I realized at some point in my 40s that my assignment, the one handed to me at birth, is to find meaning in life.
My life. Our life. Life.
I do it by rote, the way some people brush their teeth or dust the furniture. Over the years, in the face of 9/11, a layoff, love gone wrong, the Catholic Church priest scandal, deaths of loved ones, and Superstorm Sandy, I’ve stayed on course with my assignment. Even when I couldn’t make sense of what was happening in the moment, I eventually saw the character building or the collective awakening or had some kind of insight.
Now, in this moment, I’m floundering. I have never found it as challenging to find meaning in life as I do right now. I’m not building some doomsday scenario here. It’s more a confessional, a sharing of my discomfort for our times.

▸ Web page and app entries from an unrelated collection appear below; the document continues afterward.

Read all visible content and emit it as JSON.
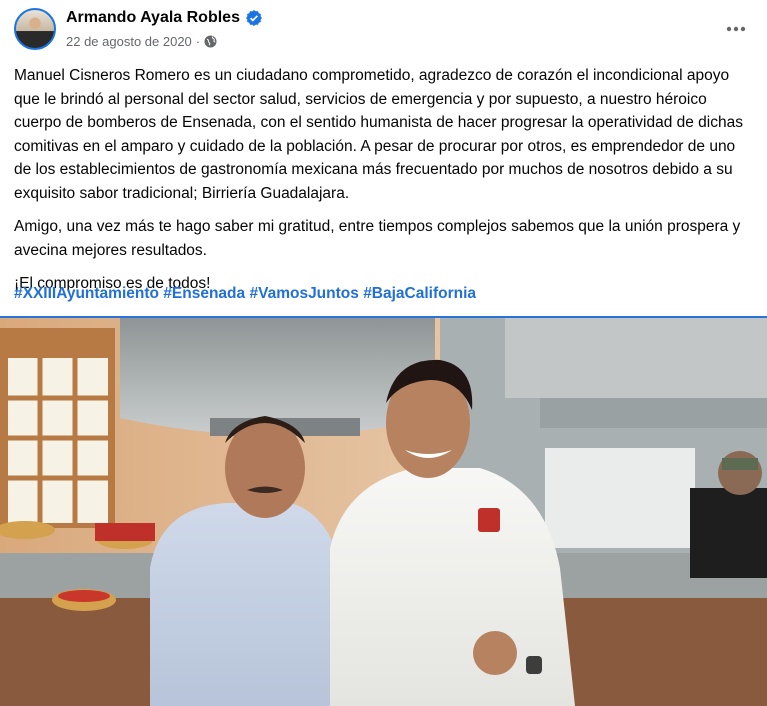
{
  "post": {
    "author": "Armando Ayala Robles",
    "date": "22 de agosto de 2020",
    "separator": "·",
    "paragraphs": [
      "Manuel Cisneros Romero es un ciudadano comprometido, agradezco de corazón el incondicional apoyo que le brindó al personal del sector salud, servicios de emergencia y por supuesto, a nuestro héroico cuerpo de bomberos de Ensenada, con el sentido humanista de hacer progresar la operatividad de dichas comitivas en el amparo y cuidado de la población. A pesar de procurar por otros, es emprendedor de uno de los establecimientos de gastronomía mexicana más frecuentado por muchos de nosotros debido a su exquisito sabor tradicional; Birriería Guadalajara.",
      "Amigo, una vez más te hago saber mi gratitud, entre tiempos complejos sabemos que la unión prospera y avecina mejores resultados.",
      "¡El compromiso es de todos!"
    ],
    "hashtags": [
      "#XXIIIAyuntamiento",
      "#Ensenada",
      "#VamosJuntos",
      "#BajaCalifornia"
    ]
  },
  "icons": {
    "verified": "verified-badge-icon",
    "audience": "globe-icon",
    "more": "more-options-icon"
  },
  "colors": {
    "accent": "#1b74e4",
    "hashtag": "#216fdb",
    "meta": "#65676b",
    "text": "#050505"
  }
}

When I smile at the elderly man with the walker in my neighborhood and we exchange pleasantries, I feel clear about human connection and its significance.
When a disgruntled, deranged man with a gun has his way and kills in an instant, I grasp at straws to square this with my “free” country. The violence is escalating. What does this epidemic mean?
I see a Facebook post about a woman caretaking her beloved husband with dementia or a man expressing a sweet memory of his recently deceased wife and I pause. It’s a perspective adjuster in my day.
I see a gratuitous potshot or willfully ignorant post directed at another human being and I delete it. It’s happening so frequently these days. Perhaps I don’t want to face what it means.
The young billionaire CEO who is changing the world with his vision.
The young, power-hungry outcast who is trying to find his way to Syria to learn at the feet of jihadists.
Good. Evil. Back. Forth.
I’m getting whiplash.
I like being a student of life. I enjoy the process of understanding why things happen. And it really jazzes me when I meet people who also live this way.
But it takes more of a concerted effort now to focus on growth, empathy, and what it all means. Our acute anger is met with someone else’s acute anger. We lock eyes in despair when adversity hits and hope one of us is up to rising to the occasion. Fear is exhausting and legitimate. Old songs from simpler times send me into a happy orbit.
I read an essay in The New York Times Travel section about a woman sitting in front of a Delacroix painting in the Louvre trying to make sense of the Paris terrorist attacks.
“In the stillness it seemed possible to know a painting deeply, to almost inhabit the same scene and to draw on its force,” Doreen Carvajal writes of the experience.
It made me want to run, not walk, to an art museum in New York and sit in front of a painting. To stare at it until everything else floats away. I want to feel the art, let it show me something about the artist’s mind, get intimate with it. What does it show me about me? About the world?
I did that a while ago with Monet’s Water Lilies at the Museum of Modern Art. It was meditative, mesmerizing really. Part of its allure is how the light seems to bounce and move on the canvas. It’s easy to get lost in the abstract swirls of nature.
It sounds like I want escape, yes? Unquestionably I do.
If my role as a columnist is to bring you along on my ride, we’re at the point where all I can handle is straight road with loud rock and roll on the radio. Catatonic, coming out of the stupor only to note a bright moon or cottony cloud or to hit Starbucks.
What does it all mean?
Perhaps I stop at a diner and ask one of the regulars at the counter. It’s an old-timer who is so pleased to converse over eggs and toast. He tells me a story about his late wife and how he misses her so.
Maybe he helps me see my assignment is intact, that even my floundering is a sign I’m engaging meaningfully.
So meaningfully it hurts.